{{1,1,3,8,7,12},{2},{5},{2,5},{12,1},{3},{20},{12}}, {{4,4,5,20},{7,1},{6},{13},{7,13},{9,4},{1,6},{5}},
{{15,10,10},{8,12},{12,3},{7,4},{3,13},{10},{4,8},{4}}, {{8,9,8,11},{8},{3,5},{7,2},{5},{2,9},{7},{20},{16}},
{{17,9,10},{8,1},{11},{11,10,4},{15},{1,9},{4,8},{4}}, {{20,8,11},{5,3},{2,12},{7},{19,8},{5,7},{11,2},{9}},
{{8,8,28},{16},{9,7},{5,7,16},{2,5},{11},{3,2},{9},{8}}, {{22,13,16},{9,4},{1,15},{5},{14,13,9},{4,20},{1,16},{15}},
{{36,29},{16,13},{14,13,9},{4,9},{4,20,1},{5},{1,16},{15},{14}},
{{25,20,23},{5,12,3},{26},{23,7},{19},{20,3},{7,19},{17,5},{12}}};

(* Figure 2 *) Show[GraphicsArray[Partition[Graphics[Squares[BouwkampConstruction[PrimitiveQuilts[[#]]]], AspectRatio -> Automatic, PlotRange -> All] & /@ Range[20], 5], GraphicsSpacing ->{0, 0}]];

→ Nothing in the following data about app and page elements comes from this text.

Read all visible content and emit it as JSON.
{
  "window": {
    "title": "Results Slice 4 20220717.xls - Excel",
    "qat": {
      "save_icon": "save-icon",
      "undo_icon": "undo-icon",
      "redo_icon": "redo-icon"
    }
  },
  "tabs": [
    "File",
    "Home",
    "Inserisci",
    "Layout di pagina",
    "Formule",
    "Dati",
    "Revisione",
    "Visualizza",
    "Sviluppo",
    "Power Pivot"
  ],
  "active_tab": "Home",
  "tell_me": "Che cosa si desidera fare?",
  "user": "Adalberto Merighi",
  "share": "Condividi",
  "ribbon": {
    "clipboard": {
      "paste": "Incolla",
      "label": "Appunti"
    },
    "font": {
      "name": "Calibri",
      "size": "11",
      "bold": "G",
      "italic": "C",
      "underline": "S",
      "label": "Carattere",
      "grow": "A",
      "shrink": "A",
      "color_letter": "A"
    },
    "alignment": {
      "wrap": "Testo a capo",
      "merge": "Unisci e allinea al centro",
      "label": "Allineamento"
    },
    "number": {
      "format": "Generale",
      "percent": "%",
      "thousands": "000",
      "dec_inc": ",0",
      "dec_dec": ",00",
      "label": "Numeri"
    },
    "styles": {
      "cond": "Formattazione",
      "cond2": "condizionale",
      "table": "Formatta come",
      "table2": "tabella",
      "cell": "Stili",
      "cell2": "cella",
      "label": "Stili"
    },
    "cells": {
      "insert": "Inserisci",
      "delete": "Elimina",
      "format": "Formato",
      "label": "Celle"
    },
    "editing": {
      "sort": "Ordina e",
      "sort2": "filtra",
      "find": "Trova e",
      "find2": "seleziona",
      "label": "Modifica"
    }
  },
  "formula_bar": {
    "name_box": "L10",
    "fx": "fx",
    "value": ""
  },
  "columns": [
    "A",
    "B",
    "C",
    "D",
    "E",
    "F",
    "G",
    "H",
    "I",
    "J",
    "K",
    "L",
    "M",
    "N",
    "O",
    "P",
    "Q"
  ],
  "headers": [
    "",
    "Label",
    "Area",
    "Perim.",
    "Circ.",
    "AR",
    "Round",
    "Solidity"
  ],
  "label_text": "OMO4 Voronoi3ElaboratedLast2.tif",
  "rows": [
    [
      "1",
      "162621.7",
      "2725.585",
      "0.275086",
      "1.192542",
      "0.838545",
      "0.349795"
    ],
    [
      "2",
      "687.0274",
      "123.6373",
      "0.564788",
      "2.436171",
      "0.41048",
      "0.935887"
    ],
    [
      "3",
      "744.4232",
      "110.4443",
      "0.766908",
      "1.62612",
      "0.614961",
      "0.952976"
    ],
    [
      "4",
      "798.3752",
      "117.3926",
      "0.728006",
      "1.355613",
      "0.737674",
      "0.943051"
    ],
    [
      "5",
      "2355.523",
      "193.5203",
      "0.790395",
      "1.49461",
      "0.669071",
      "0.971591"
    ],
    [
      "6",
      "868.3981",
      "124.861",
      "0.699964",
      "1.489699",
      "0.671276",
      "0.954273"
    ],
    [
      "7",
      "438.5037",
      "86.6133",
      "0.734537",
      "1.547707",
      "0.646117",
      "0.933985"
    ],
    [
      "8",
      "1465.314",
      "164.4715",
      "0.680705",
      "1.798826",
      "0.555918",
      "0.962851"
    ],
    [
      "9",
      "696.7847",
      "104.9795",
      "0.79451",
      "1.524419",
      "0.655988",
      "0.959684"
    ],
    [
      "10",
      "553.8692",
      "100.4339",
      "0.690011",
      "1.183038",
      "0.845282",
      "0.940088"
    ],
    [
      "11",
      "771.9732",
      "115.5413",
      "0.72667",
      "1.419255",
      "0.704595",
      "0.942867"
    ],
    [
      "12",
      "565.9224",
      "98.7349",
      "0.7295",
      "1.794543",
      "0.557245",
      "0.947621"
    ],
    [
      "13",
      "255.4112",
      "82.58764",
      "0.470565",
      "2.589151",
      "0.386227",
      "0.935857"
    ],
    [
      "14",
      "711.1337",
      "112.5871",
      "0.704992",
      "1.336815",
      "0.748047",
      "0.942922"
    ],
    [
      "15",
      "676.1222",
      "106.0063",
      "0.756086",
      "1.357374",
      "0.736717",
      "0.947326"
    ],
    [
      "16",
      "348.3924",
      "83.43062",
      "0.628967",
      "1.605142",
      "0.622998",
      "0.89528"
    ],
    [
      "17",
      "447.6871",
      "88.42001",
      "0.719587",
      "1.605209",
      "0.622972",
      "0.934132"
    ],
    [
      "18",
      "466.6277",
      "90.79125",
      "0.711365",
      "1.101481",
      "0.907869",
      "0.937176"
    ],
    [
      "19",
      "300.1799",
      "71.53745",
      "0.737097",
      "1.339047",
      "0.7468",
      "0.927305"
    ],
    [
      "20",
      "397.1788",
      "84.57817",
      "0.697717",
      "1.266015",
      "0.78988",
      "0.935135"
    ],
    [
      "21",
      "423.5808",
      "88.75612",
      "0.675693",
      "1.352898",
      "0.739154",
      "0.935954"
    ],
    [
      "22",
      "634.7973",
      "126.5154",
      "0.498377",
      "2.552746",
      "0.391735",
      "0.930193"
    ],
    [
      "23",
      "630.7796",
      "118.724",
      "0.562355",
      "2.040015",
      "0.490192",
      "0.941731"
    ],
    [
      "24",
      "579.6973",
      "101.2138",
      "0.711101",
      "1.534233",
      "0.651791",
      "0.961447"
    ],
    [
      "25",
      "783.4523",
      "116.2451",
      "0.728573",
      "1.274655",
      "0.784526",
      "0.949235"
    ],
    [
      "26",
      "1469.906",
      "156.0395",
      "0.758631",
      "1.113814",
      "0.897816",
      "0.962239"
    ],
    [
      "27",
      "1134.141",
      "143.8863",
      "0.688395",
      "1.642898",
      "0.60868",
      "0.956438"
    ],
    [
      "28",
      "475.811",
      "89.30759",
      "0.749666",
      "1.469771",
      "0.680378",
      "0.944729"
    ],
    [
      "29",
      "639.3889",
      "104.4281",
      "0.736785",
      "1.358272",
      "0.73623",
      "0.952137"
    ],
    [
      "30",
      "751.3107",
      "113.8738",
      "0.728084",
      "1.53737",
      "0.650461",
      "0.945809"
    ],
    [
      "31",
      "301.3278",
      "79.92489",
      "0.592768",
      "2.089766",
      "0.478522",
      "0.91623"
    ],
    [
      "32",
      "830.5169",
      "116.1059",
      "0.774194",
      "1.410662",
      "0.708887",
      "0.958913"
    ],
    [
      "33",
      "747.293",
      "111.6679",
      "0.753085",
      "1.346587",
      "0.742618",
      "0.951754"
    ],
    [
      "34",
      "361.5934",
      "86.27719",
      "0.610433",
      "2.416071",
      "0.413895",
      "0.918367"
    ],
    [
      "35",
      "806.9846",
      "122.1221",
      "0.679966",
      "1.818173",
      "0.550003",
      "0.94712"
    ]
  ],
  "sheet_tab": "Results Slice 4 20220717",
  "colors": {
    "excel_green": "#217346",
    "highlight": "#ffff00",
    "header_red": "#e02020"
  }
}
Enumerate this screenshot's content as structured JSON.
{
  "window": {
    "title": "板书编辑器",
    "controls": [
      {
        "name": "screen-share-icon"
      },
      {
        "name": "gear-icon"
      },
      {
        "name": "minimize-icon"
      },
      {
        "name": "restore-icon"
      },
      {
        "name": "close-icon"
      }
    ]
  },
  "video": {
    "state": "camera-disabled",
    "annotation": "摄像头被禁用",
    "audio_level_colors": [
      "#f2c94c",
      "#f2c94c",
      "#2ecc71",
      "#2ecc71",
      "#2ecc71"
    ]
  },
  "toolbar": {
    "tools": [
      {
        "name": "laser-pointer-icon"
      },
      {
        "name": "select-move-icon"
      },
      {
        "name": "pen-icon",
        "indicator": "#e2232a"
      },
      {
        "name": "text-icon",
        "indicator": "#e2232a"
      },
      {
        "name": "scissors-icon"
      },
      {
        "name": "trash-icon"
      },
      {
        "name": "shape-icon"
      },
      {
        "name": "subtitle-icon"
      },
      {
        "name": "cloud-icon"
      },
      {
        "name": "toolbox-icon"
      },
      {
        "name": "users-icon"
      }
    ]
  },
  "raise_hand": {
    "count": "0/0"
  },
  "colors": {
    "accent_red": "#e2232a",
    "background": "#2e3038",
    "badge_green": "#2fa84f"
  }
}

A zip of Eric Weisstein's packages, used in this column, is available at the Mathematica Information Center. Related notebooks by Eric are at his Mrs. Perkins's Quilt and Perfect Square pages. For Figure 1, I used a slightly different set of solutions, see http://www.mathpuzzle.com/perkinsbestquilts.txt. At this same link, the code used by Lance Gay is available.